Patients with CAP made quick recoveries after treatment with erythromycin (8). S. negevensis is sensitive to tetracyclines and macrolides, but its growth is unaffected by sulfadiazine (1,5,9). S. negevensis is distinguished from Chlamydiaceae by its resistance to ampicillin, penicillin G, and cyclosporine (1).

Because S. negevensis is able to thrive in both amoeba and human host cells and contains a conjugative plasmid, it has considerable potential as a model organism (2,6).

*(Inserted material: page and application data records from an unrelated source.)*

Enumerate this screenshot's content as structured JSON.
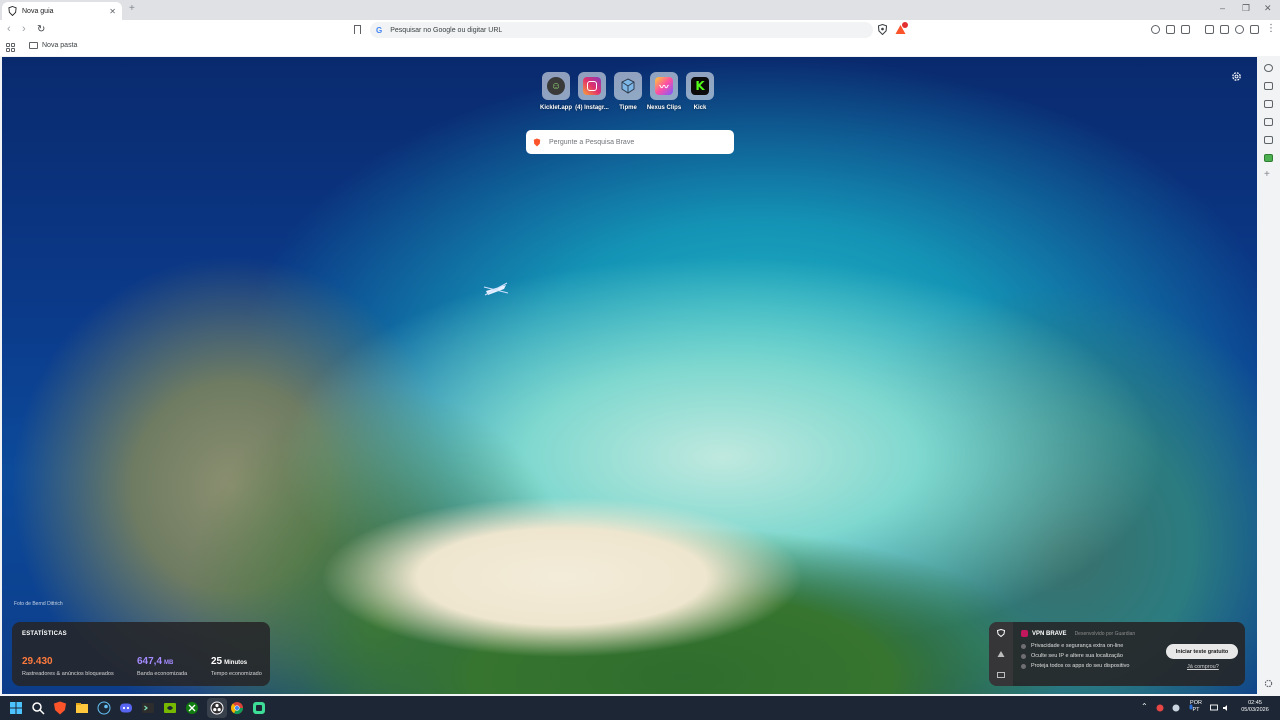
{
  "browser": {
    "tab_title": "Nova guia",
    "new_tab_symbol": "+",
    "window_controls": [
      "–",
      "❐",
      "✕"
    ],
    "address_placeholder": "Pesquisar no Google ou digitar URL",
    "bookmark_folder": "Nova pasta",
    "menu_symbol": "⋮"
  },
  "shortcuts": [
    {
      "label": "Kicklet.app",
      "icon": "kicklet-icon"
    },
    {
      "label": "(4) Instagr...",
      "icon": "instagram-icon"
    },
    {
      "label": "Tipme",
      "icon": "tipme-icon"
    },
    {
      "label": "Nexus Clips",
      "icon": "nexus-clips-icon"
    },
    {
      "label": "Kick",
      "icon": "kick-icon"
    }
  ],
  "search": {
    "placeholder": "Pergunte a Pesquisa Brave"
  },
  "photo_credit": "Foto de Bernd Dittrich",
  "stats": {
    "header": "ESTATÍSTICAS",
    "trackers": {
      "value": "29.430",
      "caption": "Rastreadores & anúncios bloqueados",
      "color": "#ff7a3d"
    },
    "bandwidth": {
      "value": "647,4",
      "unit": "MB",
      "caption": "Banda economizada",
      "color": "#a58bff"
    },
    "time": {
      "value": "25",
      "unit": "Minutos",
      "caption": "Tempo economizado",
      "color": "#ffffff"
    }
  },
  "vpn": {
    "title": "VPN BRAVE",
    "provider": "Desenvolvido por Guardian",
    "features": [
      "Privacidade e segurança extra on-line",
      "Oculte seu IP e altere sua localização",
      "Proteja todos os apps do seu dispositivo"
    ],
    "cta": "Iniciar teste gratuito",
    "link": "Já comprou?"
  },
  "taskbar": {
    "language": "POR",
    "region": "PT",
    "time": "02:45",
    "date": "05/03/2026"
  },
  "colors": {
    "brave_orange": "#fb542b",
    "vpn_accent": "#c0175d"
  }
}
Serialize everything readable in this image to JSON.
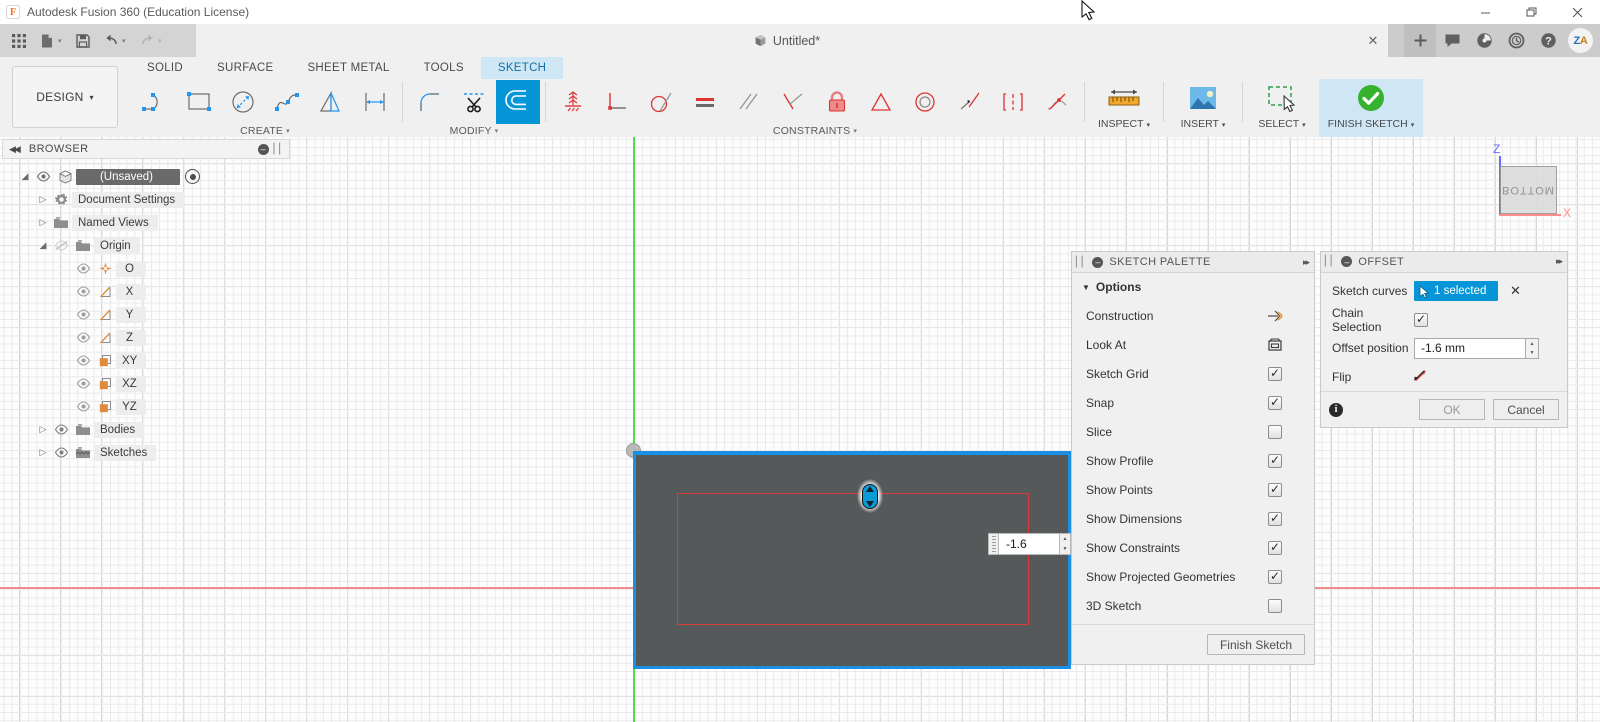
{
  "titlebar": {
    "app_title": "Autodesk Fusion 360 (Education License)",
    "logo_letter": "F",
    "minimize": "—",
    "maximize": "❐",
    "close": "✕"
  },
  "quick_access": {
    "grid_icon": "app-grid-icon",
    "new_icon": "new-document-icon",
    "save_icon": "save-icon",
    "undo_icon": "undo-icon",
    "redo_icon": "redo-icon",
    "document_title": "Untitled*",
    "tab_close": "✕",
    "add_tab": "+",
    "comments_icon": "comments-icon",
    "data_panel_icon": "data-panel-icon",
    "recent_icon": "recent-icon",
    "help_icon": "help-icon",
    "avatar_initials_z": "Z",
    "avatar_initials_a": "A"
  },
  "ribbon": {
    "workspace": "DESIGN",
    "workspace_caret": "▾",
    "tabs": [
      {
        "label": "SOLID",
        "active": false
      },
      {
        "label": "SURFACE",
        "active": false
      },
      {
        "label": "SHEET METAL",
        "active": false
      },
      {
        "label": "TOOLS",
        "active": false
      },
      {
        "label": "SKETCH",
        "active": true
      }
    ],
    "panels": [
      {
        "title": "CREATE",
        "has_dropdown": true
      },
      {
        "title": "MODIFY",
        "has_dropdown": true
      },
      {
        "title": "CONSTRAINTS",
        "has_dropdown": true
      },
      {
        "title": "INSPECT",
        "has_dropdown": true
      },
      {
        "title": "INSERT",
        "has_dropdown": true
      },
      {
        "title": "SELECT",
        "has_dropdown": true
      },
      {
        "title": "FINISH SKETCH",
        "has_dropdown": true
      }
    ],
    "create_tools": [
      "line-icon",
      "rectangle-icon",
      "circle-icon",
      "spline-icon",
      "mirror-icon",
      "dimension-icon"
    ],
    "modify_tools": [
      "fillet-icon",
      "trim-icon",
      "offset-icon"
    ],
    "constraint_tools": [
      "coincident-icon",
      "horizontal-vertical-icon",
      "tangent-icon",
      "equal-icon",
      "parallel-icon",
      "perpendicular-icon",
      "fix-lock-icon",
      "midpoint-icon",
      "concentric-icon",
      "collinear-icon",
      "symmetry-icon",
      "curvature-icon"
    ],
    "inspect_icon": "measure-ruler-icon",
    "insert_icon": "insert-image-icon",
    "select_icon": "select-window-icon",
    "finish_sketch_icon": "green-check-icon",
    "dropdown_caret": "▾"
  },
  "browser": {
    "header_title": "BROWSER",
    "collapse_arrows": "◀◀",
    "minimize": "—",
    "grip": "⁞⁞",
    "items": [
      {
        "label": "(Unsaved)",
        "indent": 0,
        "twist": "◢",
        "icon": "component-cube-icon",
        "eye": true,
        "root": true,
        "radio": true
      },
      {
        "label": "Document Settings",
        "indent": 1,
        "twist": "▷",
        "icon": "gear-icon",
        "eye": false,
        "root": false,
        "radio": false
      },
      {
        "label": "Named Views",
        "indent": 1,
        "twist": "▷",
        "icon": "folder-icon",
        "eye": false,
        "root": false,
        "radio": false
      },
      {
        "label": "Origin",
        "indent": 1,
        "twist": "◢",
        "icon": "folder-icon",
        "eye": true,
        "eye_off": true,
        "root": false,
        "radio": false
      },
      {
        "label": "O",
        "indent": 2,
        "twist": "",
        "icon": "origin-point-icon",
        "eye": true,
        "root": false,
        "radio": false
      },
      {
        "label": "X",
        "indent": 2,
        "twist": "",
        "icon": "axis-icon",
        "eye": true,
        "root": false,
        "radio": false
      },
      {
        "label": "Y",
        "indent": 2,
        "twist": "",
        "icon": "axis-icon",
        "eye": true,
        "root": false,
        "radio": false
      },
      {
        "label": "Z",
        "indent": 2,
        "twist": "",
        "icon": "axis-icon",
        "eye": true,
        "root": false,
        "radio": false
      },
      {
        "label": "XY",
        "indent": 2,
        "twist": "",
        "icon": "plane-icon",
        "eye": true,
        "root": false,
        "radio": false
      },
      {
        "label": "XZ",
        "indent": 2,
        "twist": "",
        "icon": "plane-icon",
        "eye": true,
        "root": false,
        "radio": false
      },
      {
        "label": "YZ",
        "indent": 2,
        "twist": "",
        "icon": "plane-icon",
        "eye": true,
        "root": false,
        "radio": false
      },
      {
        "label": "Bodies",
        "indent": 1,
        "twist": "▷",
        "icon": "folder-icon",
        "eye": true,
        "root": false,
        "radio": false
      },
      {
        "label": "Sketches",
        "indent": 1,
        "twist": "▷",
        "icon": "sketches-folder-icon",
        "eye": true,
        "root": false,
        "radio": false
      }
    ]
  },
  "sketch_palette": {
    "title": "SKETCH PALETTE",
    "minimize": "—",
    "expand": "▸▸",
    "grip": "⁞⁞",
    "section_title": "Options",
    "section_triangle": "▼",
    "options": [
      {
        "label": "Construction",
        "control": "icon",
        "icon": "construction-line-icon"
      },
      {
        "label": "Look At",
        "control": "icon",
        "icon": "look-at-icon"
      },
      {
        "label": "Sketch Grid",
        "control": "checkbox",
        "checked": true
      },
      {
        "label": "Snap",
        "control": "checkbox",
        "checked": true
      },
      {
        "label": "Slice",
        "control": "checkbox",
        "checked": false
      },
      {
        "label": "Show Profile",
        "control": "checkbox",
        "checked": true
      },
      {
        "label": "Show Points",
        "control": "checkbox",
        "checked": true
      },
      {
        "label": "Show Dimensions",
        "control": "checkbox",
        "checked": true
      },
      {
        "label": "Show Constraints",
        "control": "checkbox",
        "checked": true
      },
      {
        "label": "Show Projected Geometries",
        "control": "checkbox",
        "checked": true
      },
      {
        "label": "3D Sketch",
        "control": "checkbox",
        "checked": false
      }
    ],
    "finish_button": "Finish Sketch"
  },
  "offset_dialog": {
    "title": "OFFSET",
    "minimize": "—",
    "expand": "▸▸",
    "grip": "⁞⁞",
    "sketch_curves_label": "Sketch curves",
    "sketch_curves_value": "1 selected",
    "clear_selection": "✕",
    "chain_selection_label": "Chain Selection",
    "chain_selection_checked": true,
    "offset_position_label": "Offset position",
    "offset_position_value": "-1.6 mm",
    "flip_label": "Flip",
    "flip_icon": "flip-direction-icon",
    "info_icon": "i",
    "ok_label": "OK",
    "cancel_label": "Cancel",
    "spin_up": "▲",
    "spin_down": "▼"
  },
  "canvas": {
    "inline_value": "-1.6",
    "inline_spin_up": "▲",
    "inline_spin_down": "▼",
    "viewcube_face": "BOTTOM",
    "axis_z_label": "Z",
    "axis_x_label": "X",
    "origin_point": "origin-point",
    "drag_handle": "offset-drag-handle"
  },
  "colors": {
    "accent_blue": "#0696d7",
    "tab_active_bg": "#cfe7f5",
    "profile_fill": "#55595a",
    "profile_edge": "#1a8fe3",
    "offset_curve": "#d93a3a",
    "x_axis": "#f08b8b",
    "y_axis": "#4ddf4d",
    "ribbon_bg": "#f0f0f0",
    "panel_bg": "#f0f0f0"
  }
}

1. Kahane S, Gonen R, Sayada C, Elion J, Friedman MG. Description and partial characterization of a new Chlamydia-like microorganism. FEMS Microbiol Lett. 1993;109(2):329–33.

2. Michel R, Muller K-D, Zoller L, Walochnik J, Hartmann M, Schmid E-N. Free-living amoebae serve as a host for the Chlamydia-like bacterium Simkania negevensis. Acta Protozool. 2005;44:113–21.

3. Kahane S, Kimmel N, Friedman MG. The growth cycle of Simkania negevensis. Microbiol Read Engl. 2002 Mar;148(Pt 3):735–42.

4. Knab S, Mushak TM, Schmitz-Esser S, Horn M, Haferkamp I. Nucleotide parasitism by Simkania negevensis (Chlamydiae). J Bacteriol. 2011 Jan;193(1):225–35.

5. Kahane S, Everett KDE, Kimmel N, Friedman MG. Simkania negevensis strain ZT: growth, antigenic and genome characteristics. Int J Syst Bacteriol. 1999 Apr 1;49(2):815–20.

6. Collingro A, Tischler P, Weinmaier T, Penz T, Heinz E, Brunham RC, et al. Unity in variety--the pan-genome of the Chlamydiae. Mol Biol Evol. 2011 Dec;28(12):3253–70.

7. Karunakaran K, Mehlitz A, Rudel T. Evolutionary conservation of infection-induced cell death inhibition among Chlamydiales. PloS One. 2011;6(7):e22528.

8. Lieberman D, Kahane S, Lieberman D, Friedman MG. Pneumonia with serological evidence of acute infection with the Chlamydia-like microorganism “Z." Am J Respir Crit Care Med. 1997 Aug;156(2 Pt 1):578–82.

9. Donati M, Di Paolo M, Avanzi S, Di Francesco A, Fiani N, Favaroni A, et al. Detection of Simkania negevensis in cell culture by using a monoclonal antibody. New Microbiol. 2013 Jan;36(1):85–8.